What you should do =
Pictures are to be dropped. Everything else in the listing gets copied exactly.

Information provided =
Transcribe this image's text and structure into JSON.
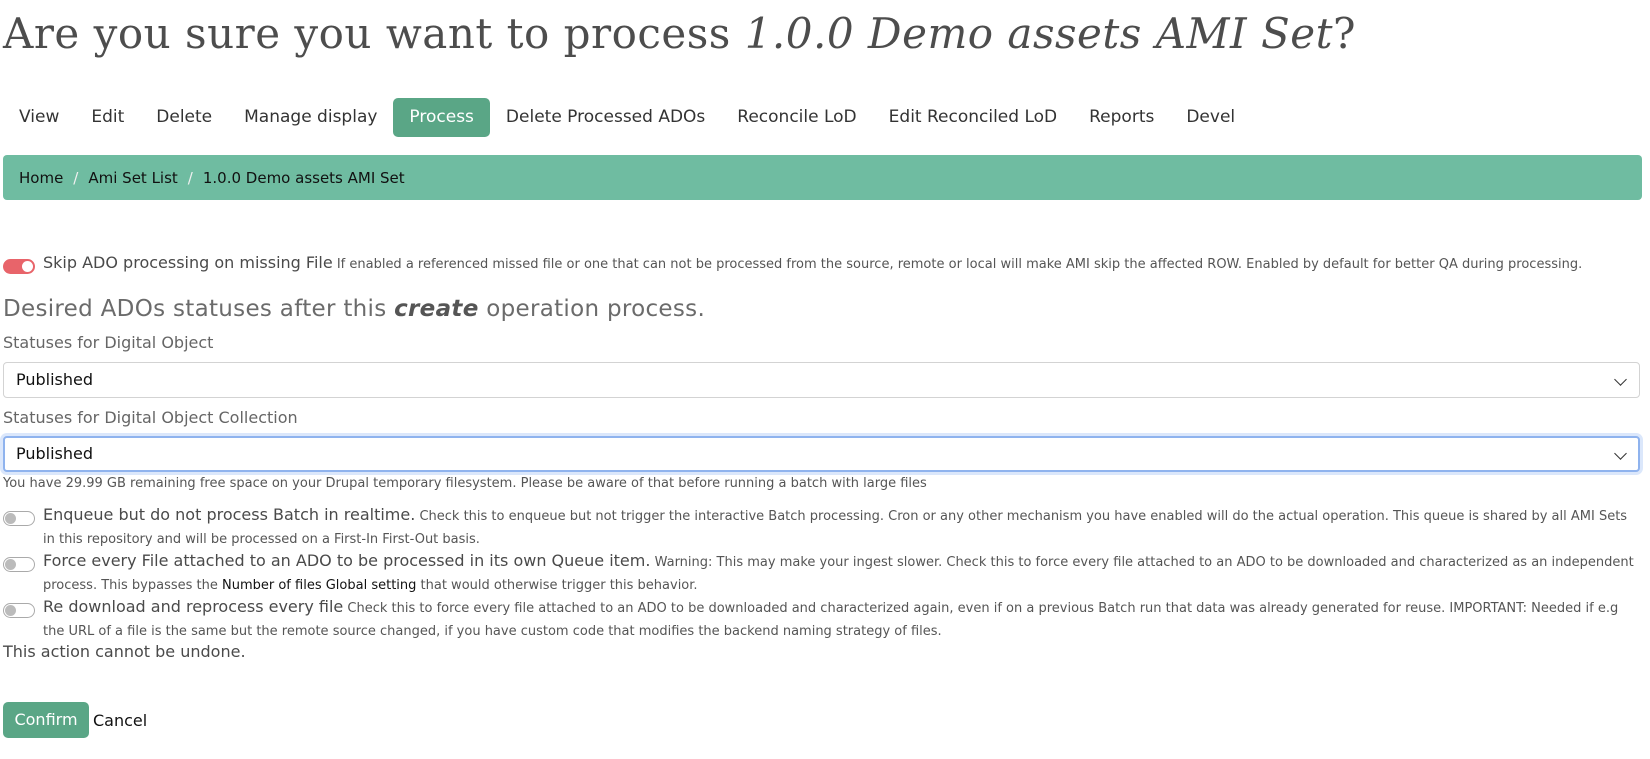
{
  "page": {
    "title_prefix": "Are you sure you want to process ",
    "title_item": "1.0.0 Demo assets AMI Set",
    "title_suffix": "?"
  },
  "tabs": [
    {
      "label": "View"
    },
    {
      "label": "Edit"
    },
    {
      "label": "Delete"
    },
    {
      "label": "Manage display"
    },
    {
      "label": "Process",
      "active": true
    },
    {
      "label": "Delete Processed ADOs"
    },
    {
      "label": "Reconcile LoD"
    },
    {
      "label": "Edit Reconciled LoD"
    },
    {
      "label": "Reports"
    },
    {
      "label": "Devel"
    }
  ],
  "breadcrumb": {
    "items": [
      "Home",
      "Ami Set List",
      "1.0.0 Demo assets AMI Set"
    ],
    "separator": "/"
  },
  "skip_missing": {
    "enabled": true,
    "label": "Skip ADO processing on missing File",
    "description": "If enabled a referenced missed file or one that can not be processed from the source, remote or local will make AMI skip the affected ROW. Enabled by default for better QA during processing."
  },
  "statuses_section": {
    "title_prefix": "Desired ADOs statuses after this ",
    "title_op": "create",
    "title_suffix": " operation process."
  },
  "digital_object": {
    "label": "Statuses for Digital Object",
    "selected": "Published"
  },
  "digital_object_collection": {
    "label": "Statuses for Digital Object Collection",
    "selected": "Published"
  },
  "disk_info": "You have 29.99 GB remaining free space on your Drupal temporary filesystem. Please be aware of that before running a batch with large files",
  "enqueue": {
    "enabled": false,
    "label": "Enqueue but do not process Batch in realtime.",
    "description": "Check this to enqueue but not trigger the interactive Batch processing. Cron or any other mechanism you have enabled will do the actual operation. This queue is shared by all AMI Sets in this repository and will be processed on a First-In First-Out basis."
  },
  "force_queue": {
    "enabled": false,
    "label": "Force every File attached to an ADO to be processed in its own Queue item.",
    "description_before": "Warning: This may make your ingest slower. Check this to force every file attached to an ADO to be downloaded and characterized as an independent process. This bypasses the ",
    "link_text": "Number of files Global setting",
    "description_after": " that would otherwise trigger this behavior."
  },
  "redownload": {
    "enabled": false,
    "label": "Re download and reprocess every file",
    "description": "Check this to force every file attached to an ADO to be downloaded and characterized again, even if on a previous Batch run that data was already generated for reuse. IMPORTANT: Needed if e.g the URL of a file is the same but the remote source changed, if you have custom code that modifies the backend naming strategy of files."
  },
  "undone_notice": "This action cannot be undone.",
  "actions": {
    "confirm_label": "Confirm",
    "cancel_label": "Cancel"
  },
  "colors": {
    "accent": "#5aa686",
    "breadcrumb_bg": "#6fbca1",
    "toggle_on": "#e8646a"
  }
}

Solution =
Transcribe this image's text and structure into JSON.
{
  "page": {
    "title_prefix": "Are you sure you want to process ",
    "title_item": "1.0.0 Demo assets AMI Set",
    "title_suffix": "?"
  },
  "tabs": [
    {
      "label": "View"
    },
    {
      "label": "Edit"
    },
    {
      "label": "Delete"
    },
    {
      "label": "Manage display"
    },
    {
      "label": "Process",
      "active": true
    },
    {
      "label": "Delete Processed ADOs"
    },
    {
      "label": "Reconcile LoD"
    },
    {
      "label": "Edit Reconciled LoD"
    },
    {
      "label": "Reports"
    },
    {
      "label": "Devel"
    }
  ],
  "breadcrumb": {
    "items": [
      "Home",
      "Ami Set List",
      "1.0.0 Demo assets AMI Set"
    ],
    "separator": "/"
  },
  "skip_missing": {
    "enabled": true,
    "label": "Skip ADO processing on missing File",
    "description": "If enabled a referenced missed file or one that can not be processed from the source, remote or local will make AMI skip the affected ROW. Enabled by default for better QA during processing."
  },
  "statuses_section": {
    "title_prefix": "Desired ADOs statuses after this ",
    "title_op": "create",
    "title_suffix": " operation process."
  },
  "digital_object": {
    "label": "Statuses for Digital Object",
    "selected": "Published"
  },
  "digital_object_collection": {
    "label": "Statuses for Digital Object Collection",
    "selected": "Published"
  },
  "disk_info": "You have 29.99 GB remaining free space on your Drupal temporary filesystem. Please be aware of that before running a batch with large files",
  "enqueue": {
    "enabled": false,
    "label": "Enqueue but do not process Batch in realtime.",
    "description": "Check this to enqueue but not trigger the interactive Batch processing. Cron or any other mechanism you have enabled will do the actual operation. This queue is shared by all AMI Sets in this repository and will be processed on a First-In First-Out basis."
  },
  "force_queue": {
    "enabled": false,
    "label": "Force every File attached to an ADO to be processed in its own Queue item.",
    "description_before": "Warning: This may make your ingest slower. Check this to force every file attached to an ADO to be downloaded and characterized as an independent process. This bypasses the ",
    "link_text": "Number of files Global setting",
    "description_after": " that would otherwise trigger this behavior."
  },
  "redownload": {
    "enabled": false,
    "label": "Re download and reprocess every file",
    "description": "Check this to force every file attached to an ADO to be downloaded and characterized again, even if on a previous Batch run that data was already generated for reuse. IMPORTANT: Needed if e.g the URL of a file is the same but the remote source changed, if you have custom code that modifies the backend naming strategy of files."
  },
  "undone_notice": "This action cannot be undone.",
  "actions": {
    "confirm_label": "Confirm",
    "cancel_label": "Cancel"
  },
  "colors": {
    "accent": "#5aa686",
    "breadcrumb_bg": "#6fbca1",
    "toggle_on": "#e8646a"
  }
}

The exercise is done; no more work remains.